It is not too fast for H&M to develop in China, but it is stable to expand in China. The Chinese market has been developing fast for a long time. Due to the perfect position, the midrange gap, H&M has a huge developing potential in Chinese market. In Chinese market, there are a lot of cheaper product from local companies, so H&M could enter the low-price markets. Compared with Sandro, Gucci, and LV, H&M’s fame, reputation, and competitiveness are lower. Therefore, it is significant for H&M to make its position as midrange gap. It makes H&M develop well in the Chinese market. There are a lot of problems for H&M products, such as excessive PH levels, weak crack resistance, and lower fiber content than claimed, but these problems do not influence the development. In 2013, H&M opened its 3,000th store globally in China where it currently has 170 stores. This puts H&M behind Inditex’s Zara’s 400 plus stores in China. But with the development, increasing young people in China like H&M, so H&M could catch the Zara in the future. However, in 2021, H&M lost some market shares because of the Xinjiang cotton controversy.

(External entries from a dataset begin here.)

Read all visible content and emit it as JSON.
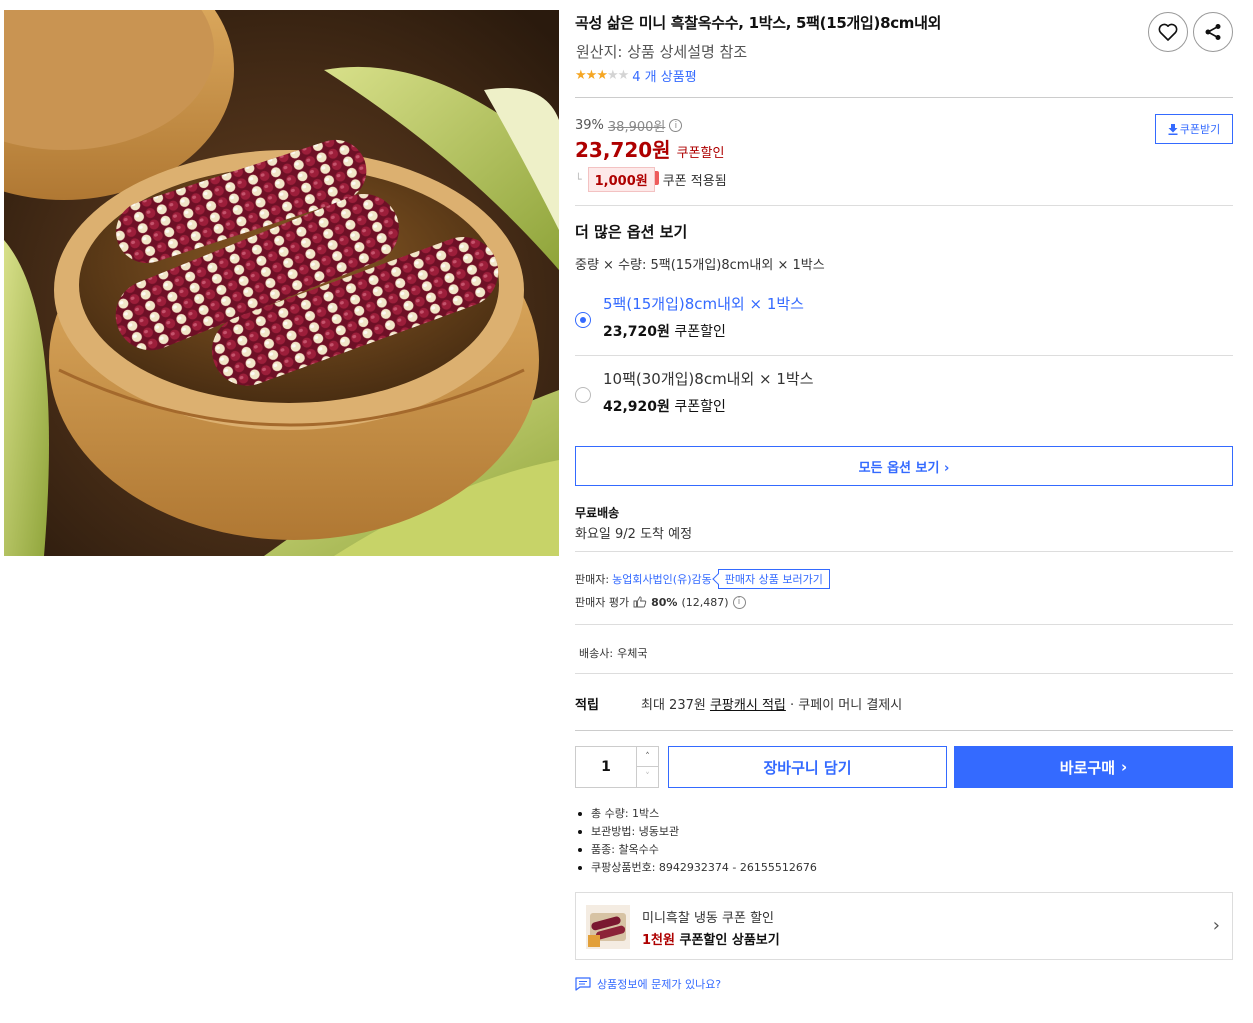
{
  "product": {
    "title": "곡성 삶은 미니 흑찰옥수수, 1박스, 5팩(15개입)8cm내외",
    "origin": "원산지: 상품 상세설명 참조",
    "rating": 3,
    "review_link": "4 개 상품평"
  },
  "actions": {
    "wishlist_icon": "heart-icon",
    "share_icon": "share-icon"
  },
  "price": {
    "discount_rate": "39%",
    "original_price": "38,900원",
    "info_icon": "i",
    "sale_price": "23,720원",
    "sale_label": "쿠폰할인",
    "tree_mark": "└",
    "coupon_amount": "1,000원",
    "coupon_applied_text": "쿠폰 적용됨",
    "coupon_button": "쿠폰받기"
  },
  "options": {
    "section_title": "더 많은 옵션 보기",
    "subtitle": "중량 × 수량: 5팩(15개입)8cm내외 × 1박스",
    "items": [
      {
        "name": "5팩(15개입)8cm내외 × 1박스",
        "price": "23,720원",
        "price_label": "쿠폰할인",
        "selected": true
      },
      {
        "name": "10팩(30개입)8cm내외 × 1박스",
        "price": "42,920원",
        "price_label": "쿠폰할인",
        "selected": false
      }
    ],
    "view_all_button": "모든 옵션 보기 ›"
  },
  "shipping": {
    "title": "무료배송",
    "arrival": "화요일 9/2 도착 예정"
  },
  "seller": {
    "label": "판매자:",
    "name": "농업회사법인(유)감동",
    "page_button": "판매자 상품 보러가기",
    "rating_label": "판매자 평가",
    "rating_percent": "80%",
    "rating_count": "(12,487)"
  },
  "carrier": {
    "label": "배송사:",
    "name": "우체국"
  },
  "reward": {
    "label": "적립",
    "prefix": "최대 237원",
    "link": "쿠팡캐시 적립",
    "suffix": "· 쿠페이 머니 결제시"
  },
  "purchase": {
    "quantity": "1",
    "qty_up": "˄",
    "qty_down": "˅",
    "cart_button": "장바구니 담기",
    "buy_button": "바로구매",
    "buy_chevron": "›"
  },
  "details": [
    "총 수량: 1박스",
    "보관방법: 냉동보관",
    "품종: 찰옥수수",
    "쿠팡상품번호: 8942932374 - 26155512676"
  ],
  "promo": {
    "line1": "미니흑찰  냉동 쿠폰 할인",
    "highlight": "1천원",
    "line2_rest": " 쿠폰할인 상품보기",
    "chevron": "›"
  },
  "report_link": "상품정보에 문제가 있나요?",
  "colors": {
    "accent": "#346aff",
    "price_red": "#ae0000",
    "star": "#f5a623"
  }
}
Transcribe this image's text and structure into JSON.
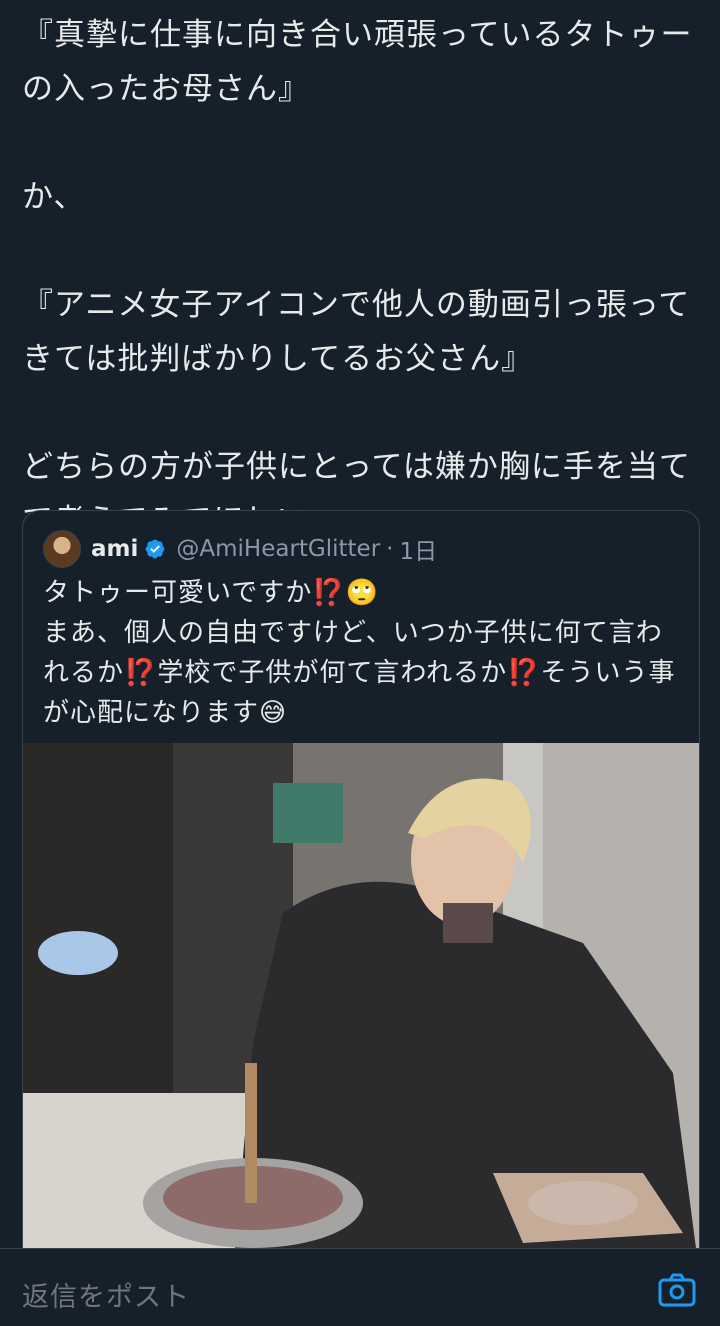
{
  "tweet": {
    "lines": [
      "『真摯に仕事に向き合い頑張っているタトゥーの入ったお母さん』",
      "",
      "か、",
      "",
      "『アニメ女子アイコンで他人の動画引っ張ってきては批判ばかりしてるお父さん』",
      "",
      "どちらの方が子供にとっては嫌か胸に手を当てて考えてみてほしい。"
    ]
  },
  "quote": {
    "name": "ami",
    "handle": "@AmiHeartGlitter",
    "separator": "·",
    "time": "1日",
    "text_lines": [
      "タトゥー可愛いですか⁉️🙄",
      "まあ、個人の自由ですけど、いつか子供に何て言われるか⁉️学校で子供が何て言われるか⁉️そういう事が心配になります😅"
    ]
  },
  "reply": {
    "placeholder": "返信をポスト"
  },
  "icons": {
    "verified": "verified-badge-icon",
    "camera": "camera-icon"
  },
  "colors": {
    "background": "#15202b",
    "text": "#e7e9ea",
    "muted": "#8b98a5",
    "accent": "#1d9bf0",
    "border": "#38444d"
  }
}
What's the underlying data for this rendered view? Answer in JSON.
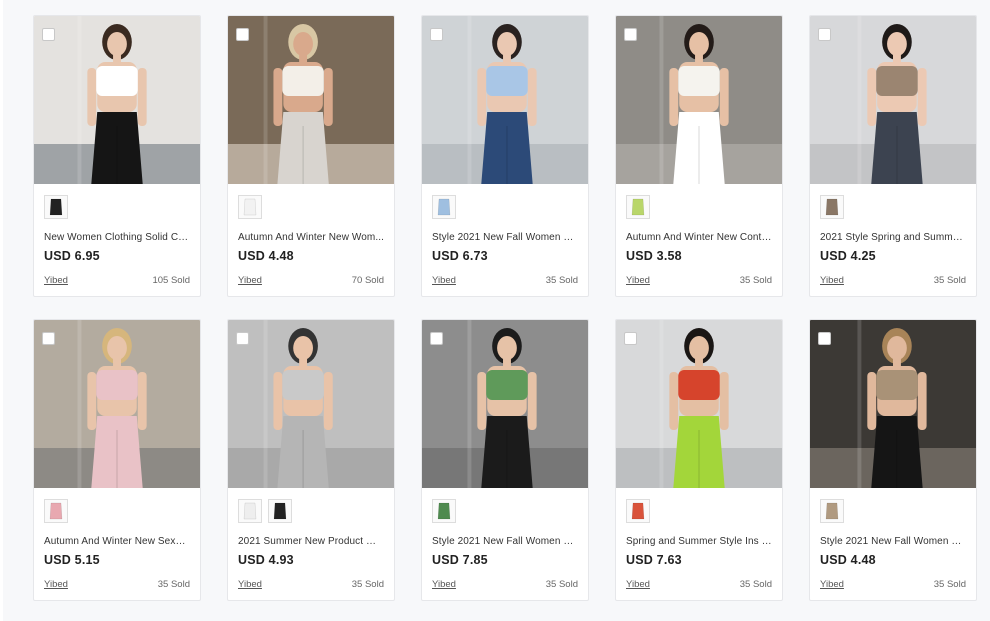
{
  "products": [
    {
      "title": "New Women Clothing Solid Col...",
      "price": "USD 6.95",
      "seller": "Yibed",
      "sold": "105 Sold",
      "thumbs": [
        "#222"
      ],
      "image": {
        "bg": "#e4e2df",
        "floor": "#9fa3a6",
        "top": "#ffffff",
        "bottom": "#151515",
        "skin": "#e8c6ae",
        "hair": "#3a2a20"
      }
    },
    {
      "title": "Autumn And Winter New Wom...",
      "price": "USD 4.48",
      "seller": "Yibed",
      "sold": "70 Sold",
      "thumbs": [
        "#f2f2f2"
      ],
      "image": {
        "bg": "#7a6a58",
        "floor": "#b7aa9b",
        "top": "#f3efe8",
        "bottom": "#d8d4cf",
        "skin": "#d9a98c",
        "hair": "#d8c7a4"
      }
    },
    {
      "title": "Style 2021 New Fall Women Clo...",
      "price": "USD 6.73",
      "seller": "Yibed",
      "sold": "35 Sold",
      "thumbs": [
        "#9fbfe0"
      ],
      "image": {
        "bg": "#cfd3d6",
        "floor": "#b9bec2",
        "top": "#a9c6e6",
        "bottom": "#2c4a78",
        "skin": "#eac8b2",
        "hair": "#2a2220"
      }
    },
    {
      "title": "Autumn And Winter New Contr...",
      "price": "USD 3.58",
      "seller": "Yibed",
      "sold": "35 Sold",
      "thumbs": [
        "#b9d66a"
      ],
      "image": {
        "bg": "#8f8c87",
        "floor": "#a6a39e",
        "top": "#f5f3ee",
        "bottom": "#ffffff",
        "skin": "#e6c0a5",
        "hair": "#231b18"
      }
    },
    {
      "title": "2021 Style Spring and Summer ...",
      "price": "USD 4.25",
      "seller": "Yibed",
      "sold": "35 Sold",
      "thumbs": [
        "#8a7766"
      ],
      "image": {
        "bg": "#d7d8da",
        "floor": "#c3c4c6",
        "top": "#9b8571",
        "bottom": "#3c4350",
        "skin": "#ecc9b3",
        "hair": "#1f1a18"
      }
    },
    {
      "title": "Autumn And Winter New Sexy ...",
      "price": "USD 5.15",
      "seller": "Yibed",
      "sold": "35 Sold",
      "thumbs": [
        "#e8a8b0"
      ],
      "image": {
        "bg": "#b3ab9f",
        "floor": "#8d8a85",
        "top": "#e9c2c7",
        "bottom": "#e9c2c7",
        "skin": "#e8c4aa",
        "hair": "#d6b67c"
      }
    },
    {
      "title": "2021 Summer New Product Wo...",
      "price": "USD 4.93",
      "seller": "Yibed",
      "sold": "35 Sold",
      "thumbs": [
        "#eeeeee",
        "#222222"
      ],
      "image": {
        "bg": "#bfbfbf",
        "floor": "#a9a9a9",
        "top": "#c9c9c9",
        "bottom": "#b5b5b5",
        "skin": "#e9c3a8",
        "hair": "#333"
      }
    },
    {
      "title": "Style 2021 New Fall Women Clo...",
      "price": "USD 7.85",
      "seller": "Yibed",
      "sold": "35 Sold",
      "thumbs": [
        "#4f8a4f"
      ],
      "image": {
        "bg": "#8d8d8d",
        "floor": "#777",
        "top": "#5f9a5a",
        "bottom": "#1b1b1b",
        "skin": "#e6c2a7",
        "hair": "#1c1c1c"
      }
    },
    {
      "title": "Spring and Summer Style Ins N...",
      "price": "USD 7.63",
      "seller": "Yibed",
      "sold": "35 Sold",
      "thumbs": [
        "#d9533b"
      ],
      "image": {
        "bg": "#d8d9da",
        "floor": "#bdbfc1",
        "top": "#d6442c",
        "bottom": "#a3d63a",
        "skin": "#e4bfa3",
        "hair": "#1a1614"
      }
    },
    {
      "title": "Style 2021 New Fall Women Clo...",
      "price": "USD 4.48",
      "seller": "Yibed",
      "sold": "35 Sold",
      "thumbs": [
        "#b09a80"
      ],
      "image": {
        "bg": "#3c3935",
        "floor": "#6b655e",
        "top": "#a99277",
        "bottom": "#151515",
        "skin": "#e0b89c",
        "hair": "#a88458"
      }
    }
  ]
}
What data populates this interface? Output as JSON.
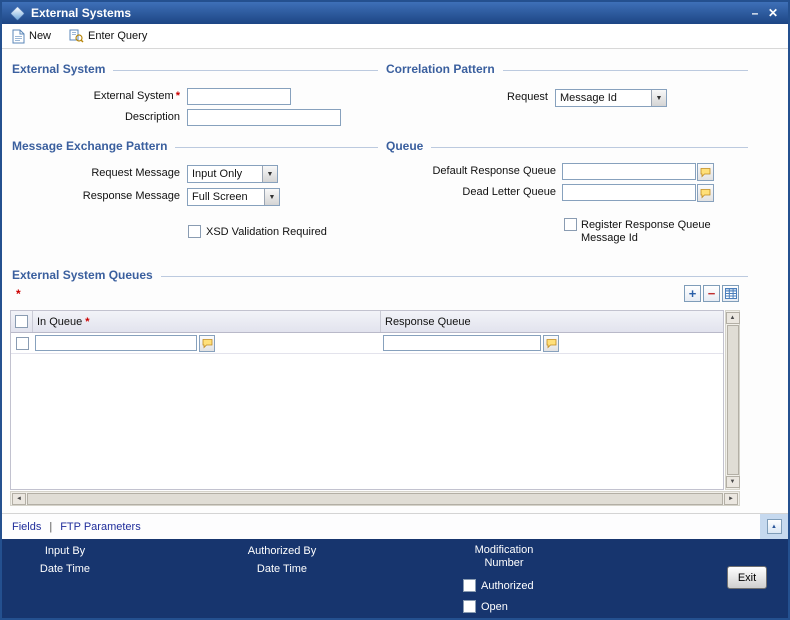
{
  "window": {
    "title": "External Systems"
  },
  "icons": {
    "minimize": "–",
    "close": "✕",
    "dropdown_arrow": "▼",
    "up_arrow": "▲",
    "down_arrow": "▼",
    "left_arrow": "◄",
    "right_arrow": "►",
    "add": "+",
    "remove": "−"
  },
  "toolbar": {
    "new_label": "New",
    "enter_query_label": "Enter Query"
  },
  "external_system_section": {
    "title": "External System",
    "external_system_label": "External System",
    "required_marker": "*",
    "description_label": "Description"
  },
  "correlation_section": {
    "title": "Correlation Pattern",
    "request_label": "Request",
    "request_value": "Message Id"
  },
  "message_exchange_section": {
    "title": "Message Exchange Pattern",
    "request_message_label": "Request Message",
    "request_message_value": "Input Only",
    "response_message_label": "Response Message",
    "response_message_value": "Full Screen",
    "xsd_label": "XSD Validation Required"
  },
  "queue_section": {
    "title": "Queue",
    "default_response_queue_label": "Default Response Queue",
    "dead_letter_queue_label": "Dead Letter Queue",
    "register_label": "Register Response Queue Message Id"
  },
  "queues_grid": {
    "title": "External System Queues",
    "required_marker": "*",
    "columns": {
      "in_queue": "In Queue",
      "in_queue_required": "*",
      "response_queue": "Response Queue"
    }
  },
  "links": {
    "fields": "Fields",
    "separator": "|",
    "ftp_parameters": "FTP Parameters"
  },
  "footer": {
    "input_by": "Input By",
    "date_time_left": "Date Time",
    "authorized_by": "Authorized By",
    "date_time_middle": "Date Time",
    "modification_number": "Modification Number",
    "authorized_label": "Authorized",
    "open_label": "Open",
    "exit_label": "Exit"
  },
  "colors": {
    "titlebar_gradient_top": "#3e70b8",
    "titlebar_gradient_bottom": "#1d4584",
    "footer_navy": "#17356e",
    "section_heading_blue": "#3a5f9e",
    "required_red": "#cc0000",
    "link_navy": "#1f2d9b",
    "lov_bubble_yellow": "#ffe07a"
  }
}
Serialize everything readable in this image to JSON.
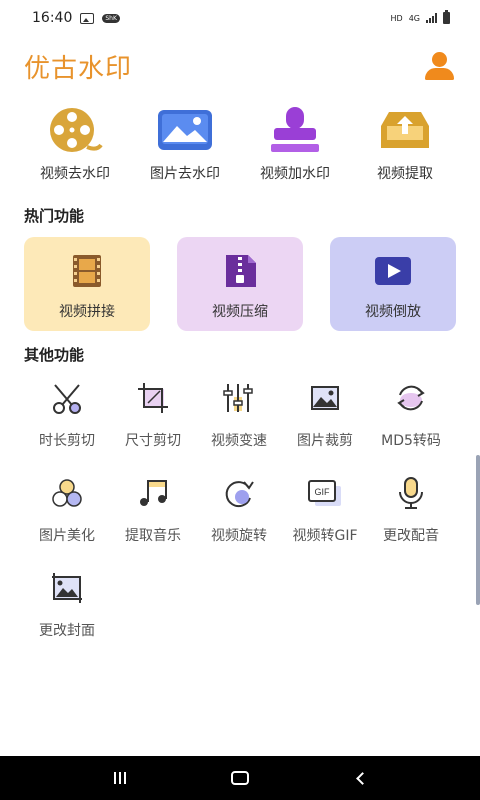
{
  "status_bar": {
    "time": "16:40",
    "pill": "ShK",
    "hd": "HD",
    "net": "4G"
  },
  "header": {
    "title": "优古水印"
  },
  "top_tools": [
    {
      "label": "视频去水印",
      "icon": "film-reel-icon"
    },
    {
      "label": "图片去水印",
      "icon": "image-icon"
    },
    {
      "label": "视频加水印",
      "icon": "stamp-icon"
    },
    {
      "label": "视频提取",
      "icon": "tray-upload-icon"
    }
  ],
  "hot": {
    "title": "热门功能",
    "items": [
      {
        "label": "视频拼接",
        "icon": "film-strip-icon",
        "bg": "#fde9b8"
      },
      {
        "label": "视频压缩",
        "icon": "zip-file-icon",
        "bg": "#ecd6f3"
      },
      {
        "label": "视频倒放",
        "icon": "play-screen-icon",
        "bg": "#cccdf5"
      }
    ]
  },
  "other": {
    "title": "其他功能",
    "items": [
      {
        "label": "时长剪切",
        "icon": "scissors-icon"
      },
      {
        "label": "尺寸剪切",
        "icon": "crop-icon"
      },
      {
        "label": "视频变速",
        "icon": "sliders-icon"
      },
      {
        "label": "图片裁剪",
        "icon": "picture-crop-icon"
      },
      {
        "label": "MD5转码",
        "icon": "refresh-icon"
      },
      {
        "label": "图片美化",
        "icon": "circles-icon"
      },
      {
        "label": "提取音乐",
        "icon": "music-note-icon"
      },
      {
        "label": "视频旋转",
        "icon": "rotate-icon"
      },
      {
        "label": "视频转GIF",
        "icon": "gif-icon"
      },
      {
        "label": "更改配音",
        "icon": "microphone-icon"
      },
      {
        "label": "更改封面",
        "icon": "cover-image-icon"
      }
    ]
  },
  "gif_text": "GIF",
  "colors": {
    "accent": "#e8932c",
    "user": "#f08a1c"
  }
}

April 9, 2022 @ 7:09 pm
Comparing the article with today’s knowledge, this text aged like fine wine: Having 170 stores in China in 2013, this amount of stores grew to 520 (by 2019, pre-Covid), making China the second biggest market for H&M, even before Germany – so in fact, it seems like H&M really “gets it right in China”. Nevertheless, the last few years have not been easy for their entities in China, especially when having a look at the discussions followed by the media coverage of Uyghurs get forced to work in the Xinjiang region. As H&M decided to stop using cotton from Xianjing to not support forced labor, this provoked a boycott of H&M stores among the Chinese population.
Doing business internationally or even globally often brings up discussions regarding ethics and values. It is probably a never ending fight between standing up for societal values and making profit in some parts of the world, especially when it comes to environmental standards or (in this specific case) human rights. From an ethical point of view it is rather easy to say that H&M made the right decision to stop doing business with the Xianjing area, from a entrepreneurial point of view of course it is hard to accept millions in losses due to the boycott of Chinese customers.